With increasing interest in humanitarian surgical efforts, numerous opportunities for specialized mission trips have developed. Extreme short-term surgical “blitzes” of specialist teams have offered much-needed surgical care but lack efforts for patient continuity and local sustainability. We sought to define characteristics that aid in the long-term success of short-term international surgical missions to better apply this insight toward future dedicated humanitarian endocrine surgical efforts.
Materials and methods
A broad search engine review identified 1,954 reports of medical and surgical missions. One hundred and sixty-six of these abstracts involved surgical missions from 2009 to 2014 with 24 articles including details of specific mission trips. We identified factors deemed essential for improving patient care and affecting local infrastructure for longterm sustainability and included our prospective experience with an endocrine surgery-specific mission trip for comparison.

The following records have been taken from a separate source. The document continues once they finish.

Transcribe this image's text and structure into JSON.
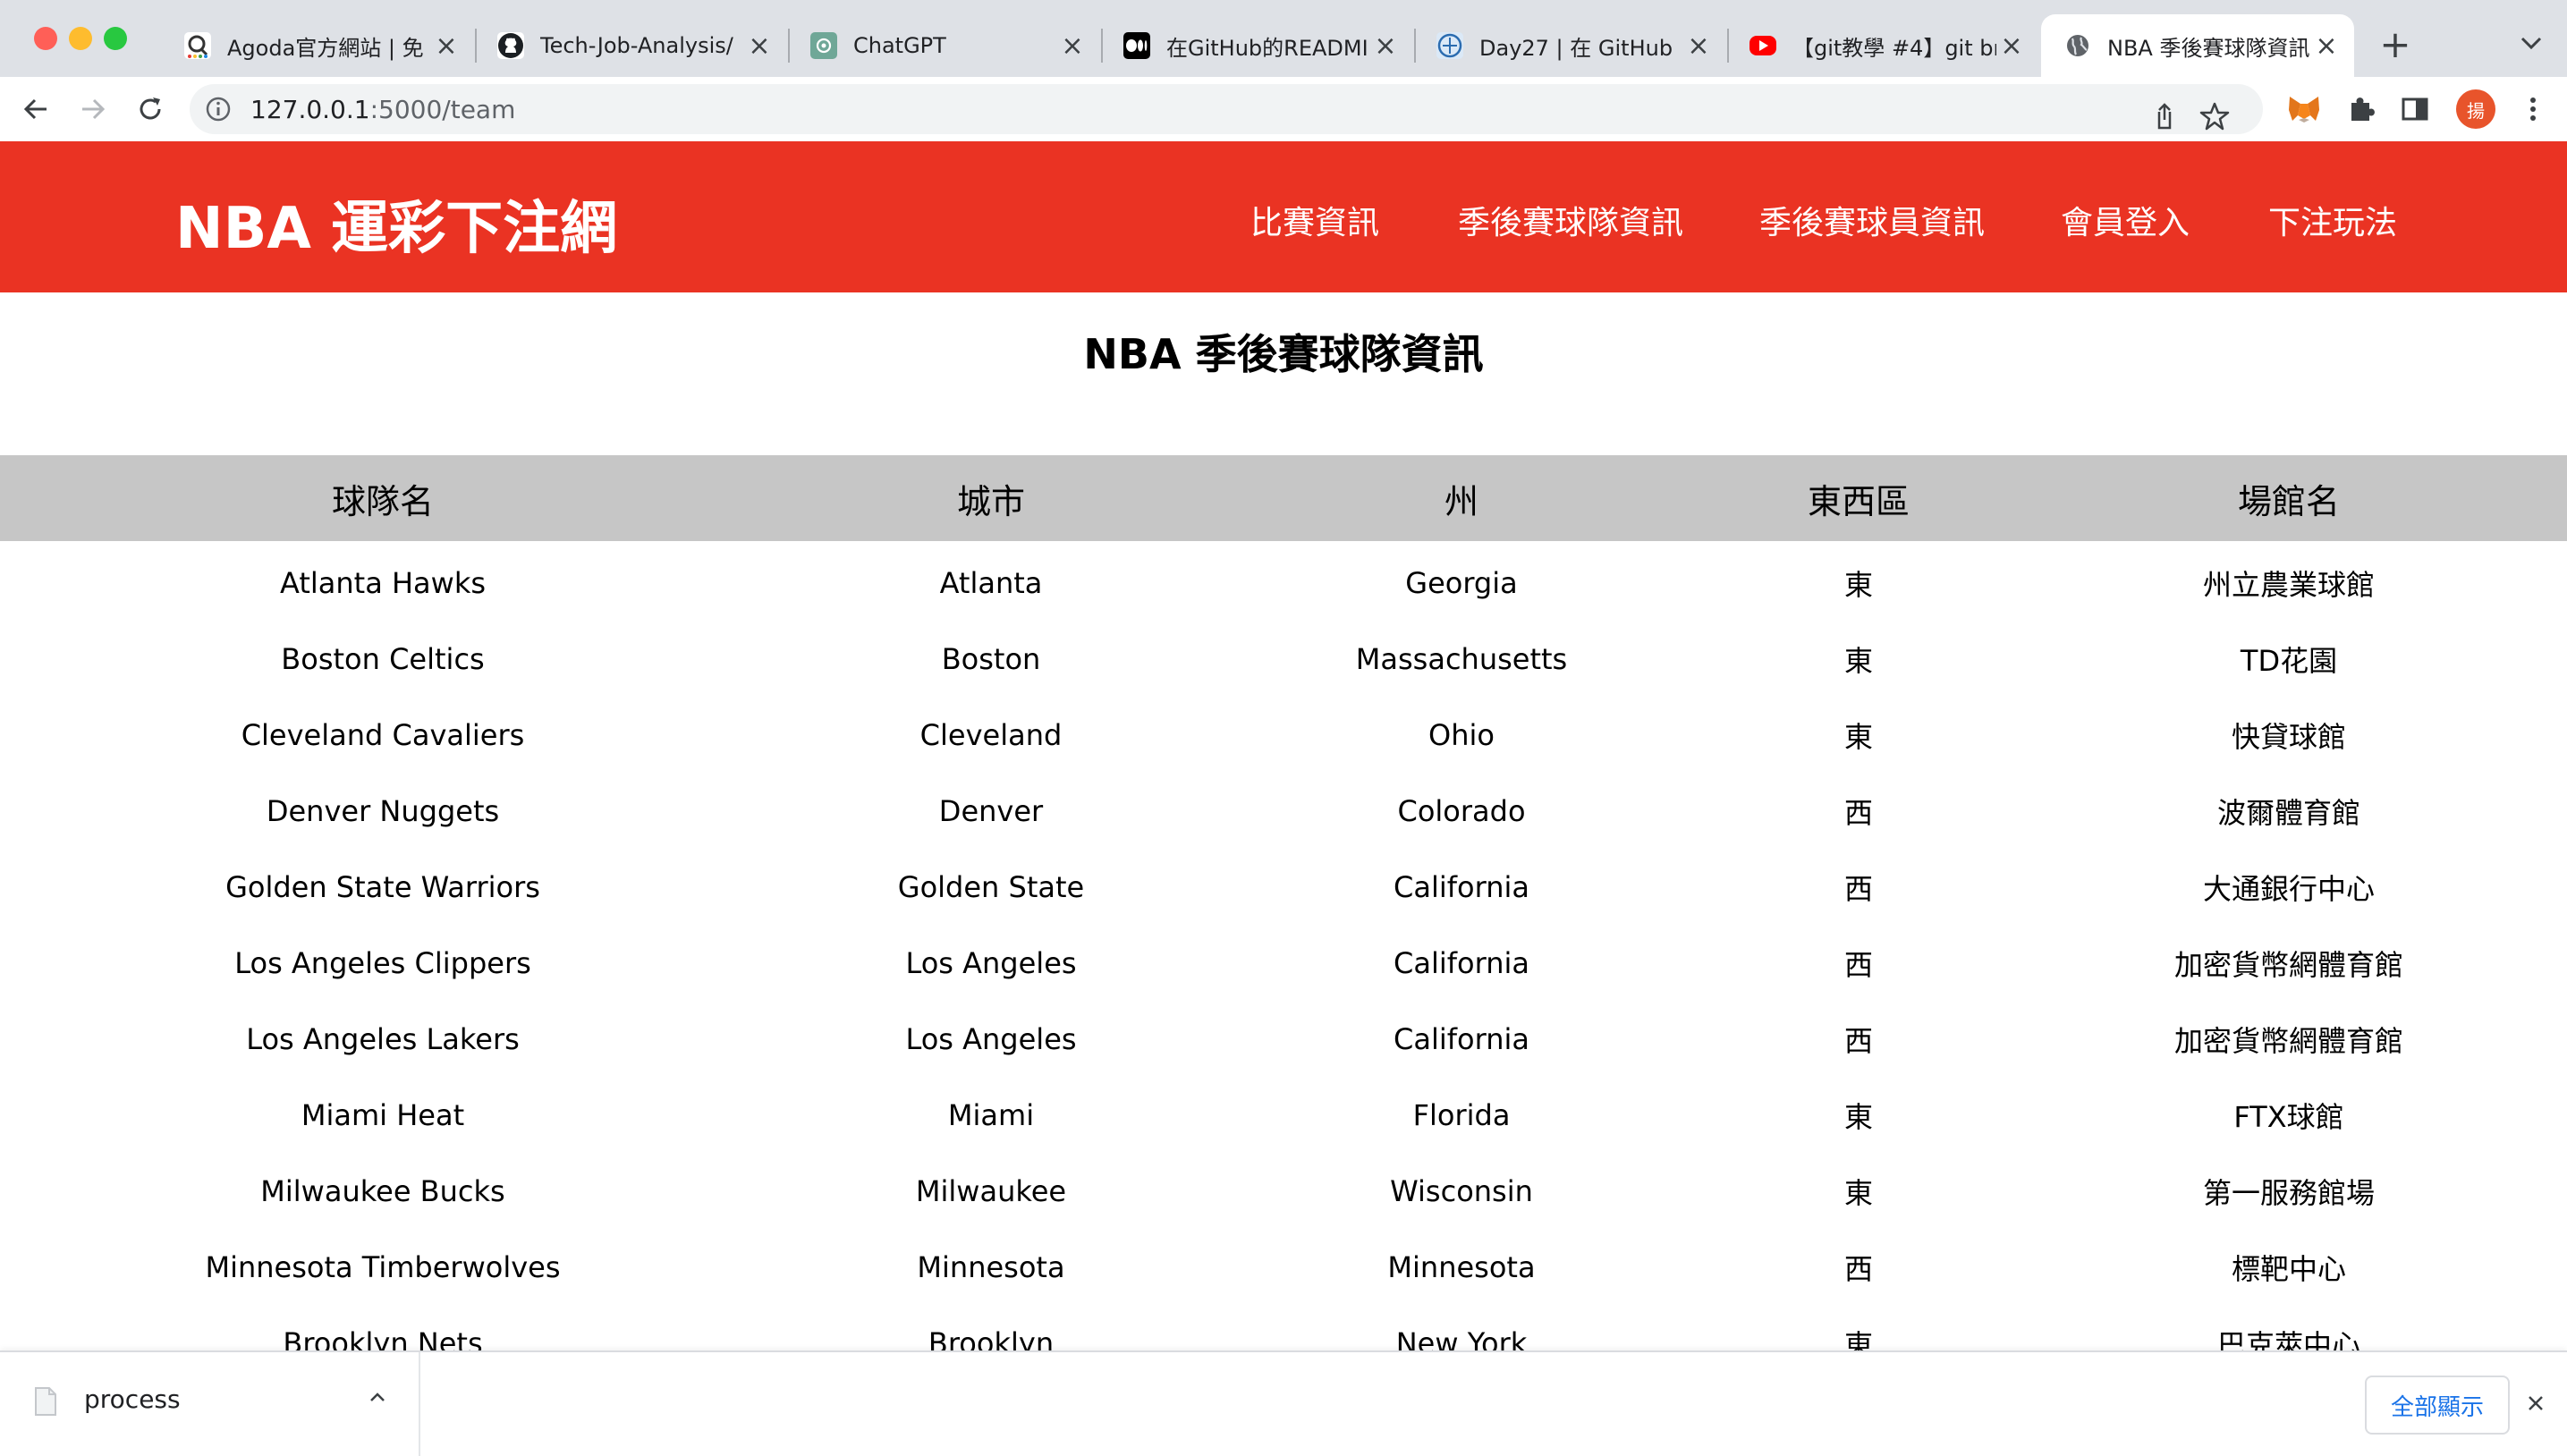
{
  "browser": {
    "tabs": [
      {
        "title": "Agoda官方網站 | 免",
        "favicon": "agoda-icon"
      },
      {
        "title": "Tech-Job-Analysis/",
        "favicon": "github-icon"
      },
      {
        "title": "ChatGPT",
        "favicon": "chatgpt-icon"
      },
      {
        "title": "在GitHub的READMI",
        "favicon": "medium-icon"
      },
      {
        "title": "Day27 | 在 GitHub",
        "favicon": "ithome-icon"
      },
      {
        "title": "【git教學 #4】git br",
        "favicon": "youtube-icon"
      },
      {
        "title": "NBA 季後賽球隊資訊",
        "favicon": "globe-icon",
        "active": true
      }
    ],
    "url_host": "127.0.0.1",
    "url_rest": ":5000/team",
    "profile_initial": "揚"
  },
  "site": {
    "brand": "NBA 運彩下注網",
    "nav": [
      "比賽資訊",
      "季後賽球隊資訊",
      "季後賽球員資訊",
      "會員登入",
      "下注玩法"
    ],
    "header_color": "#ea3323"
  },
  "page": {
    "title": "NBA 季後賽球隊資訊",
    "columns": [
      "球隊名",
      "城市",
      "州",
      "東西區",
      "場館名"
    ],
    "rows": [
      [
        "Atlanta Hawks",
        "Atlanta",
        "Georgia",
        "東",
        "州立農業球館"
      ],
      [
        "Boston Celtics",
        "Boston",
        "Massachusetts",
        "東",
        "TD花園"
      ],
      [
        "Cleveland Cavaliers",
        "Cleveland",
        "Ohio",
        "東",
        "快貸球館"
      ],
      [
        "Denver Nuggets",
        "Denver",
        "Colorado",
        "西",
        "波爾體育館"
      ],
      [
        "Golden State Warriors",
        "Golden State",
        "California",
        "西",
        "大通銀行中心"
      ],
      [
        "Los Angeles Clippers",
        "Los Angeles",
        "California",
        "西",
        "加密貨幣網體育館"
      ],
      [
        "Los Angeles Lakers",
        "Los Angeles",
        "California",
        "西",
        "加密貨幣網體育館"
      ],
      [
        "Miami Heat",
        "Miami",
        "Florida",
        "東",
        "FTX球館"
      ],
      [
        "Milwaukee Bucks",
        "Milwaukee",
        "Wisconsin",
        "東",
        "第一服務館場"
      ],
      [
        "Minnesota Timberwolves",
        "Minnesota",
        "Minnesota",
        "西",
        "標靶中心"
      ],
      [
        "Brooklyn Nets",
        "Brooklyn",
        "New York",
        "東",
        "巴克萊中心"
      ]
    ]
  },
  "download_bar": {
    "file_name": "process",
    "show_all_label": "全部顯示"
  }
}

Of the 24 articles reviewed, missions went to Africa (9), North America (8), South America (5), and Asia (5). Factors for mission sustainability and success included the following: (a) ability to educate local physicians and trainees, (b) multiple return trips to the same location, and (c) formal pre-mission planning and site visits. Emerging interest is on optimizing patient outcomes and cost-effectiveness.
Short-term surgical missions require a local infrastructure for optimal patient outcomes. Sustainability hinges on education and involvement of local physicians and surgical trainees, pre-mission planning, and return trips to the same location. For endocrine surgical missions, preoperative evaluation and postoperative follow-up by the operating surgeon is important for optimizing performance and outcomes.
How to cite this article
Long KL, Cohen M, Perrier N. Pay It forward: Strategies for Successful Implementation of Short-term Endocrine Surgical Mission. World J Endoc Surg 2016;8(2):137-140.